BMW’s M Division once had to make a road-going supercar – we know, the strife – in order to fulfil its desire to go racing in Group 4 and Group 5. And thus, the world saw the BMW M1.
It had to build 400 for homologation – which thankfully included race-cars – and the then BMW Motorsport boss Jochen Neerspasch decided a one-make racing championship would a) help further development of the road cars, and b) make an awfully delightful spectacle.
For the benefit of those who like CARS, he was correct on both counts. So, the Procar BMW M1 Championship was born, designed to run as a support race for European rounds of the Formula 1 season. It kicked off in 1979, and the five fastest drivers from Friday’s F1 practice would automatically qualify for a race in the M1. The remaining 15 spots were offered up to the young guns eager to challenge the established F1 stars.
And the M1 Procar championship drew some stars. Niki Lauda won the inaugural 1979 season, while Nelson Piquet won in 1980. Sadly, it only lasted two years because by that point, BMW had built all the M1s it needed.
Chief among the changes over the road-going M1 benefitted that glorious M Division straight six engine. The 3.5-litre lump was boosted to just under 500bhp, up from the road-car’s 275bhp. Hell, that engine, in turbocharged form, was capable of nearly 950bhp.
Thus, we come to the present day. Recently, a group called Petrolhead Days managed to organise an oldtimer track day, inviting the BMW M1 Club down to Zolder for a little party time. A few took their road-going M1s on track, the rest in their M1 Procars.

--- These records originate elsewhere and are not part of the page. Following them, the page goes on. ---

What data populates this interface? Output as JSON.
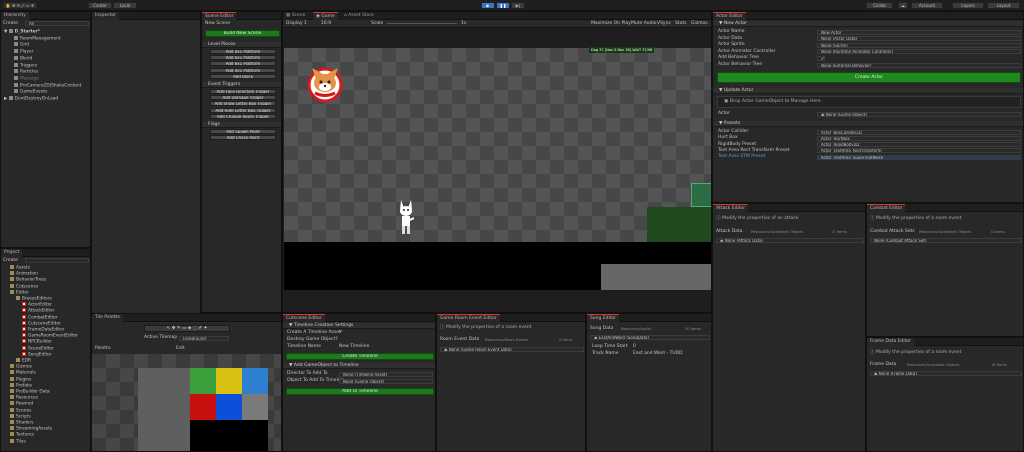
{
  "toolbar": {
    "pivot": "Center",
    "space": "Local",
    "play": "▶",
    "pause": "❚❚",
    "step": "▶|",
    "collab": "Collab",
    "account": "Account",
    "layers": "Layers",
    "layout": "Layout"
  },
  "hierarchy": {
    "tab": "Hierarchy",
    "create": "Create",
    "search": "All",
    "items": [
      "D_Starter*",
      "RoomManagement",
      "Grid",
      "Player",
      "World",
      "Triggers",
      "Particles",
      "Message",
      "ProCamera2D|ShakeContent",
      "GameEvents",
      "DontDestroyOnLoad"
    ]
  },
  "inspector": {
    "tab": "Inspector"
  },
  "scene_editor": {
    "tab": "Scene Editor",
    "new_scene": "New Scene",
    "build_btn": "Build New Scene",
    "sections": [
      {
        "title": "Level Pieces",
        "buttons": [
          "Add 4x1 Platform",
          "Add 6x1 Platform",
          "Add 8x1 Platform",
          "Add 4x1 Platform",
          "Add Block"
        ]
      },
      {
        "title": "Event Triggers",
        "buttons": [
          "Add Face Direction Trigger",
          "Add Damage Trigger",
          "Add Show Letter Box Trigger",
          "Add Hide Letter Box Trigger",
          "Add Change Room Trigger"
        ]
      },
      {
        "title": "Flags",
        "buttons": [
          "Add Spawn Point",
          "Add Check Point"
        ]
      }
    ]
  },
  "scene_view": {
    "tabs": [
      "Scene",
      "Game",
      "Asset Store"
    ],
    "display": "Display 1",
    "aspect": "16:9",
    "scale": "Scale",
    "scale_val": "1x",
    "options": [
      "Maximize On Play",
      "Mute Audio",
      "VSync",
      "Stats",
      "Gizmos"
    ],
    "hud": "Dog 37  [Nov 5 Nov 28]  WAIT 37/98"
  },
  "actor_editor": {
    "tab": "Actor Editor",
    "new_actor": "New Actor",
    "rows": [
      {
        "label": "Actor Name",
        "value": "New Actor"
      },
      {
        "label": "Actor Data",
        "value": "None (Actor Data)"
      },
      {
        "label": "Actor Sprite",
        "value": "None (Sprite)"
      },
      {
        "label": "Actor Animator Controller",
        "value": "None (Runtime Animator Controller)"
      },
      {
        "label": "Add Behavior Tree",
        "value": "✔"
      },
      {
        "label": "Actor Behavior Tree",
        "value": "None (External Behavior)"
      }
    ],
    "create_btn": "Create Actor",
    "update_section": "Update Actor",
    "drop_hint": "Drop Actor GameObject to Manage Here",
    "actor_label": "Actor",
    "actor_value": "None (Game Object)",
    "presets_section": "Presets",
    "presets": [
      {
        "label": "Actor Collider",
        "value": "Actor_BoxCollider2D"
      },
      {
        "label": "Hurt Box",
        "value": "Actor_HurtBox"
      },
      {
        "label": "RigidBody Preset",
        "value": "Actor_RigidBody2D"
      },
      {
        "label": "Text Area Rect Transform Preset",
        "value": "Actor_TextArea_RectTransform"
      },
      {
        "label": "Text Area STM Preset",
        "value": "Actor_TextArea_SuperTextMesh"
      }
    ]
  },
  "attack_editor": {
    "tab": "Attack Editor",
    "hint": "Modify the properties of an attack",
    "data_label": "Attack Data",
    "data_type": "Resources/Scriptable Objects",
    "count": "17 Items",
    "value": "None (Attack Data)"
  },
  "combat_editor": {
    "tab": "Combat Editor",
    "hint": "Modify the properties of a room event",
    "data_label": "Combat Attack Sets",
    "data_type": "Resources/Scriptable Objects",
    "count": "0 Items",
    "value": "None (Combat Attack Set)"
  },
  "frame_editor": {
    "tab": "Frame Data Editor",
    "hint": "Modify the properties of a room event",
    "data_label": "Frame Data",
    "data_type": "Resources/Scriptable Objects",
    "count": "16 Items",
    "value": "None (Frame Data)"
  },
  "project": {
    "tab": "Project",
    "create": "Create",
    "folders": [
      "Assets",
      "Animation",
      "BehaviorTrees",
      "Cutscenes",
      "Editor",
      "BreezeEditors",
      "ActorEditor",
      "AttackEditor",
      "CombatEditor",
      "CutsceneEditor",
      "FrameDataEditor",
      "GameRoomEventEditor",
      "NPCBuilder",
      "SceneEditor",
      "SongEditor",
      "EDR",
      "Gizmos",
      "Materials",
      "Plugins",
      "Prefabs",
      "ProBuilder Data",
      "Resources",
      "Rewired",
      "Scenes",
      "Scripts",
      "Shaders",
      "StreamingAssets",
      "Textures",
      "Tiles"
    ]
  },
  "tile_palette": {
    "tab": "Tile Palette",
    "active_label": "Active Tilemap",
    "active_value": "Foreground",
    "palette_label": "Palette",
    "edit": "Edit"
  },
  "cutscene_editor": {
    "tab": "Cutscene Editor",
    "section1": "Timeline Creation Settings",
    "rows": [
      {
        "label": "Create A Timeline Asset",
        "value": "✔"
      },
      {
        "label": "Destroy Game Object?",
        "value": ""
      },
      {
        "label": "Timeline Name",
        "value": "New Timeline"
      }
    ],
    "create_btn": "Create Timeline",
    "section2": "Add GameObject to Timeline",
    "rows2": [
      {
        "label": "Director To Add To",
        "value": "None (Timeline Asset)"
      },
      {
        "label": "Object To Add To Timeline",
        "value": "None (Game Object)"
      }
    ],
    "add_btn": "Add To Timeline"
  },
  "room_event_editor": {
    "tab": "Game Room Event Editor",
    "hint": "Modify the properties of a room event",
    "data_label": "Room Event Data",
    "data_type": "Resources/Room Events",
    "count": "0 Items",
    "value": "None (Game Room Event Data)"
  },
  "song_editor": {
    "tab": "Song Editor",
    "data_label": "Song Data",
    "data_type": "Resources/Audio",
    "count": "10 Items",
    "song_value": "EastAndWest (SongData)",
    "rows": [
      {
        "label": "Loop Time Start",
        "value": "0"
      },
      {
        "label": "Track Name",
        "value": "East and West - TUDD"
      }
    ]
  }
}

We have the pictures, and you will want to look at them because the M1 Procar remains a glorious thing and of course, marks the starting point for BMW’s M Division. See, HISTORY IN ACTION.
Photography: Dennis Noten